  • Increase the percentage of the Welsh public who are positive about Welsh rugby

“When I came in, it struck me that we don’t run rugby like a business,” said Tierney, who took over her role in January.

‘We spend too much money and we cannot survive the way we are doing now

“So we will have to make some difficult decisions to get on a sound financial footing.”

Cardiff, Dragons, Ospreys and Scarlets each saw their funding fall by £2m last season and will see this fall further to £4.5m for 2024-2025.

But the WRU expects each team to need a further £2m every year to be competitive.

“The level of investment needed to make four regions significant, and we have a significant gap to close,” Tierney said.

“There are ways to address that, by increasing revenues and restructuring debt, because interest rates are expensive. But if we can’t do that, maybe we should look at the regional structure.

“That could mean looking at different funding models, where two have more money than the other two, or three and one, but the priority is closing the gap.”

Image source, Getty Images

Image caption, Wales were defeated 41-13 in the international match against South Africa last weekend

Tierney’s appointment was prompted by the scandal surrounding a BBC Wales investigation into allegations of sexual misconduct.

An independent investigation later found that aspects of WRU culture were sexist, misogynistic, racist and homophobic.

On the field, Welsh rugby has also suffered its worst season in decades, with both the men’s and women’s national teams bottom of their respective Six Nations and the regions struggling to compete in the URC, with only Ospreys making the play get -offs.

Saturday’s defeat to South Africa was the seventh consecutive defeat for Warren Gatland’s side, his worst run as Wales head coach.

“At the heart of this strategy is success on the field,” Tierney said.

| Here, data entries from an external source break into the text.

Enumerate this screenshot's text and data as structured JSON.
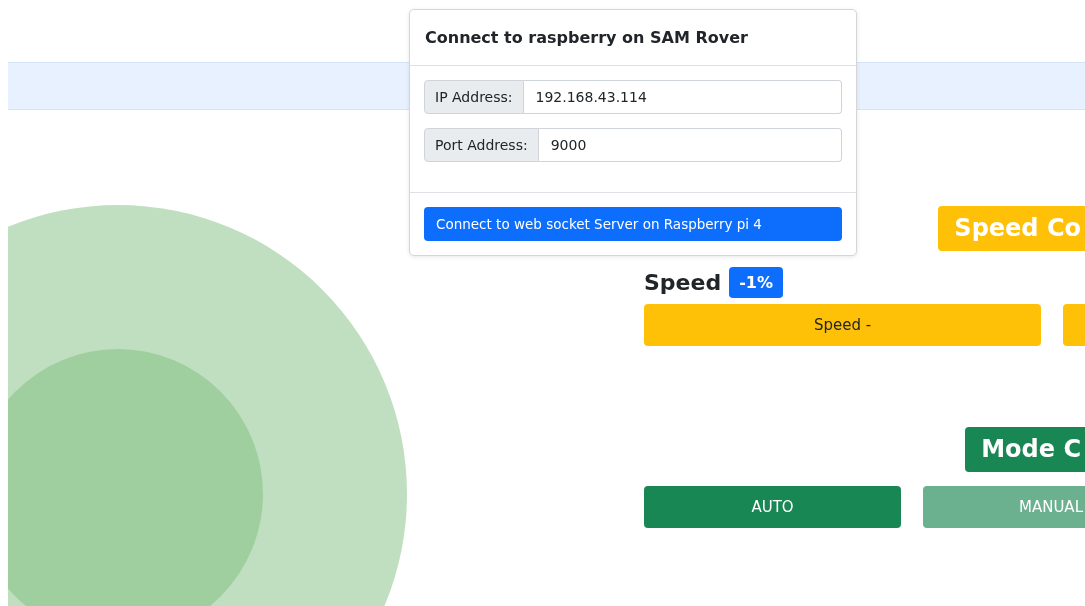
{
  "modal": {
    "title": "Connect to raspberry on SAM Rover",
    "fields": [
      {
        "label": "IP Address:",
        "value": "192.168.43.114"
      },
      {
        "label": "Port Address:",
        "value": "9000"
      }
    ],
    "button": "Connect to web socket Server on Raspberry pi 4"
  },
  "speed_control": {
    "title": "Speed Co",
    "label": "Speed",
    "value": "-1%",
    "buttons": [
      {
        "kind": "labeled",
        "label": "Speed -"
      },
      {
        "kind": "blank"
      }
    ]
  },
  "mode_control": {
    "title": "Mode C",
    "buttons": [
      {
        "label": "AUTO",
        "selected": true
      },
      {
        "label": "MANUAL",
        "selected": false
      }
    ]
  }
}
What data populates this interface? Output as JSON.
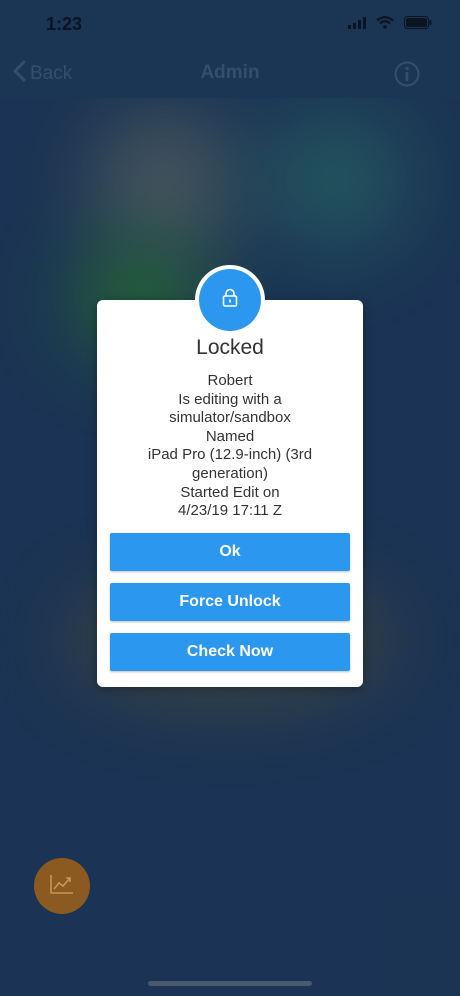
{
  "status_bar": {
    "time": "1:23",
    "icons": [
      "signal-icon",
      "wifi-icon",
      "battery-icon"
    ]
  },
  "nav": {
    "back_label": "Back",
    "title": "Admin",
    "info_icon": "info-icon"
  },
  "dialog": {
    "icon": "lock-icon",
    "title": "Locked",
    "message_lines": [
      "Robert",
      "Is editing with a",
      "simulator/sandbox",
      "Named",
      "iPad Pro (12.9-inch) (3rd",
      "generation)",
      "Started Edit on",
      "4/23/19 17:11 Z"
    ],
    "buttons": {
      "ok": "Ok",
      "force_unlock": "Force Unlock",
      "check_now": "Check Now"
    }
  },
  "fab": {
    "icon": "chart-trend-icon"
  },
  "colors": {
    "accent": "#2b97ef",
    "background": "#1f3a5c",
    "fab": "#8a5a20"
  }
}
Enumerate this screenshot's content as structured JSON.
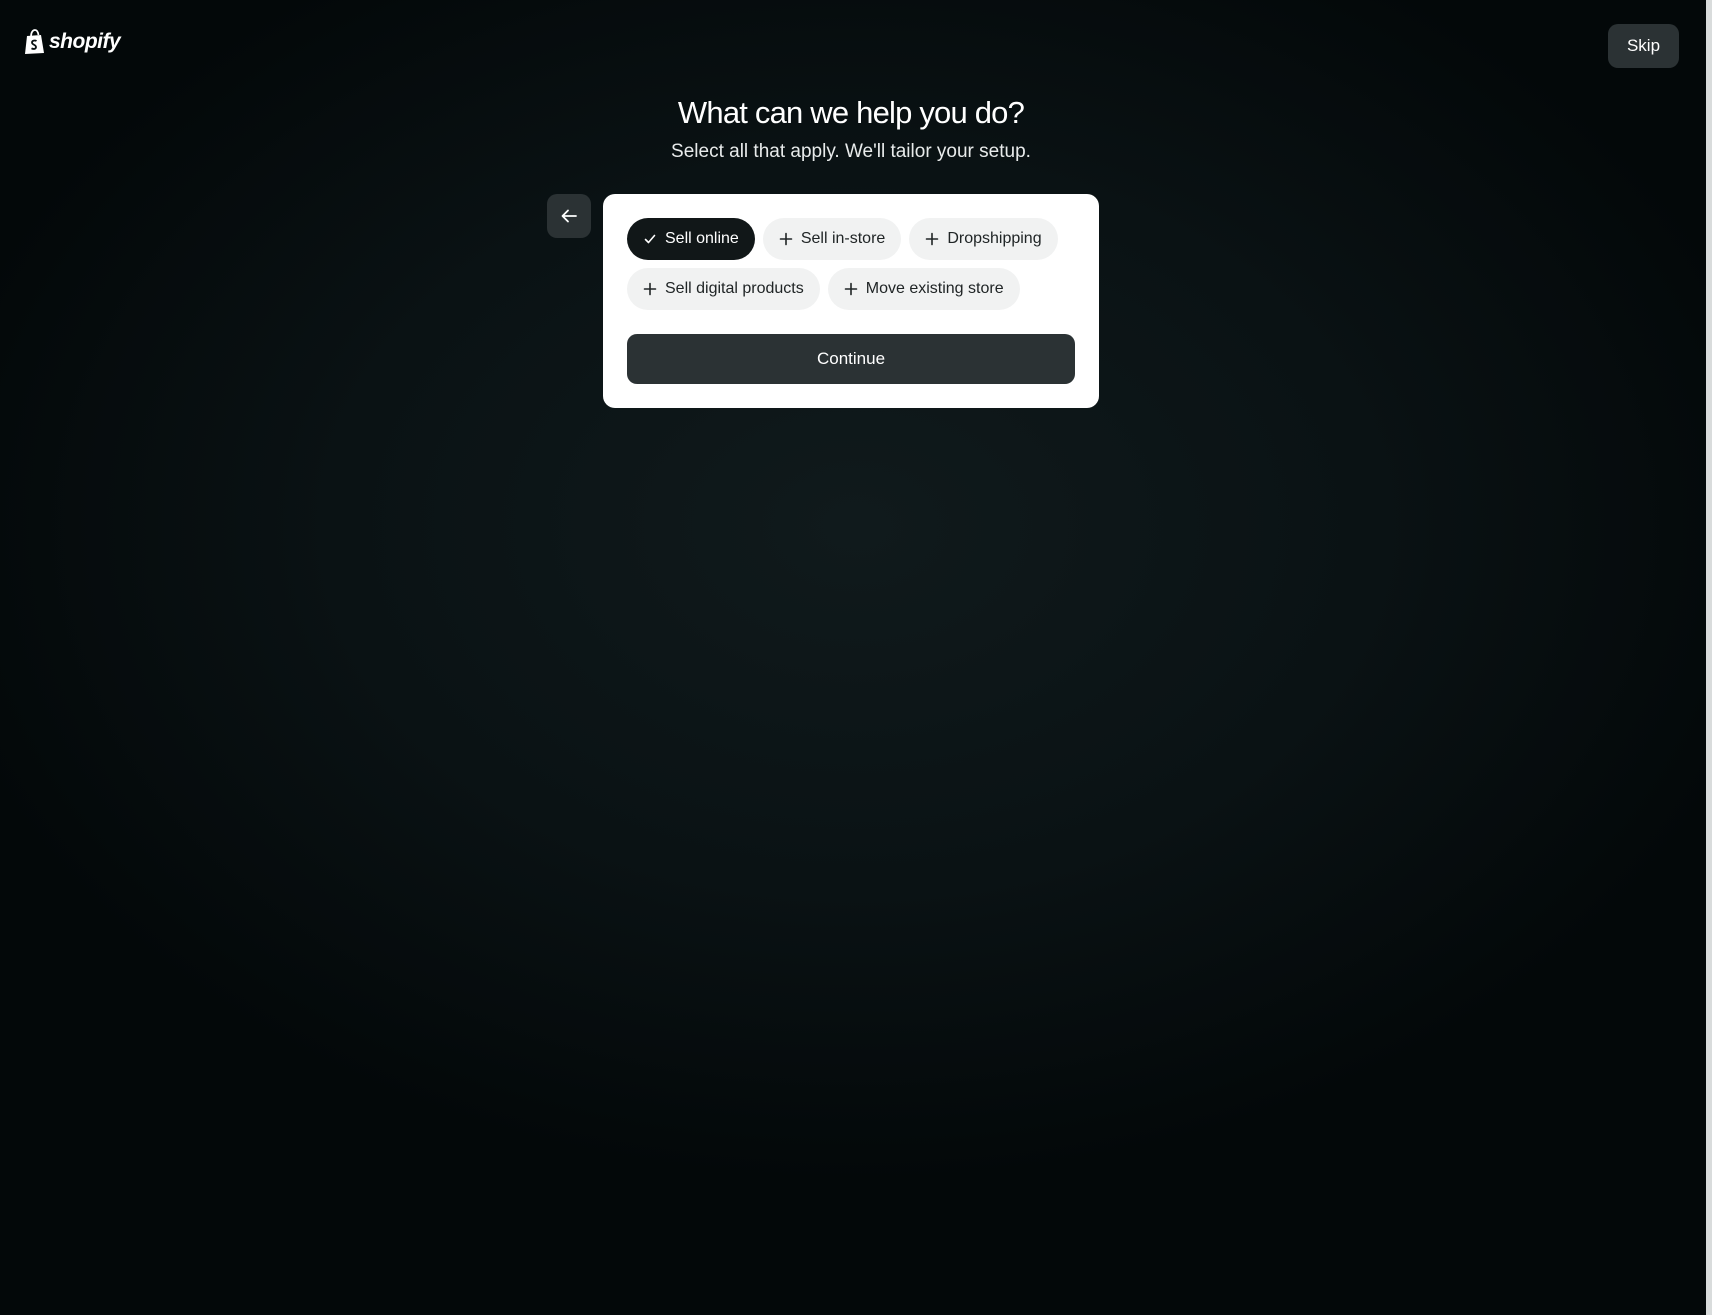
{
  "header": {
    "logo_text": "shopify",
    "skip_label": "Skip"
  },
  "main": {
    "title": "What can we help you do?",
    "subtitle": "Select all that apply. We'll tailor your setup.",
    "back_icon": "arrow-left-icon",
    "options": [
      {
        "label": "Sell online",
        "selected": true,
        "icon": "check-icon"
      },
      {
        "label": "Sell in-store",
        "selected": false,
        "icon": "plus-icon"
      },
      {
        "label": "Dropshipping",
        "selected": false,
        "icon": "plus-icon"
      },
      {
        "label": "Sell digital products",
        "selected": false,
        "icon": "plus-icon"
      },
      {
        "label": "Move existing store",
        "selected": false,
        "icon": "plus-icon"
      }
    ],
    "continue_label": "Continue"
  },
  "colors": {
    "background": "#0a1214",
    "card": "#ffffff",
    "button_dark": "#2b3234",
    "chip_selected": "#111718",
    "chip_default": "#f1f2f2"
  }
}
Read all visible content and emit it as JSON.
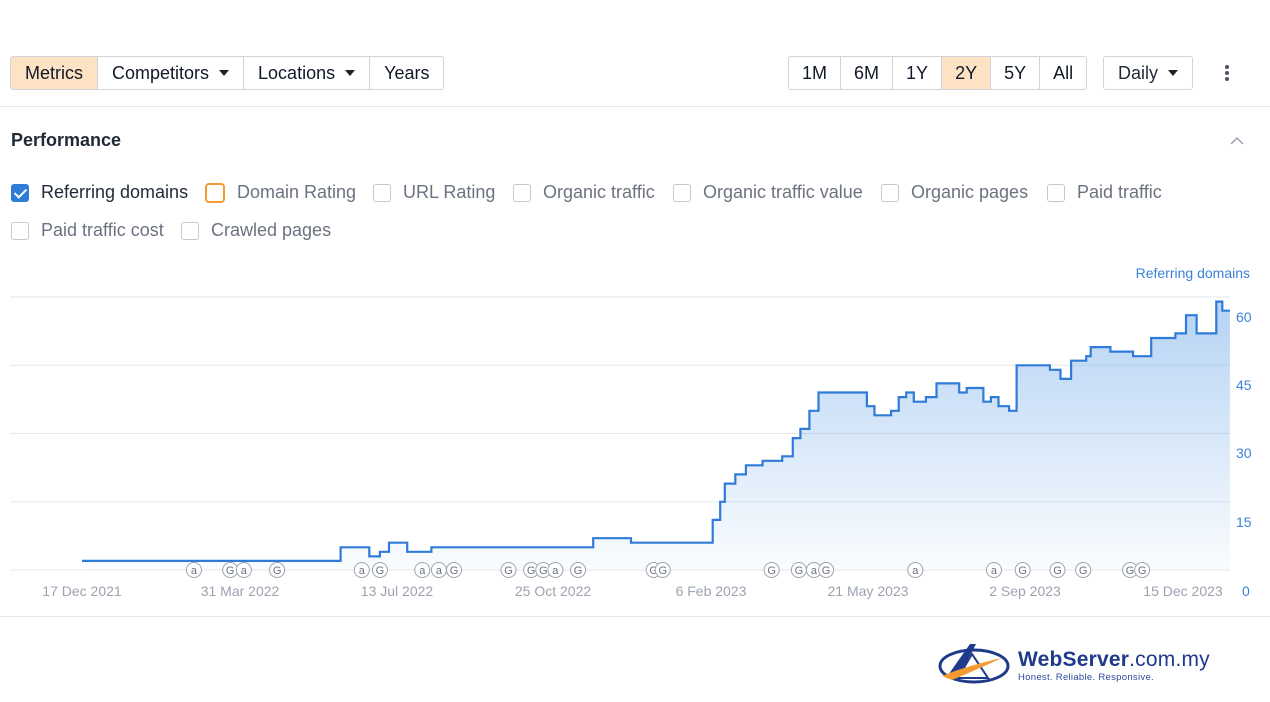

“That drives ticket sales, provides sponsorship and that money finances the rest of the game, which is the basis for the professional game.

“Every element of this strategy must contribute to success on the field.”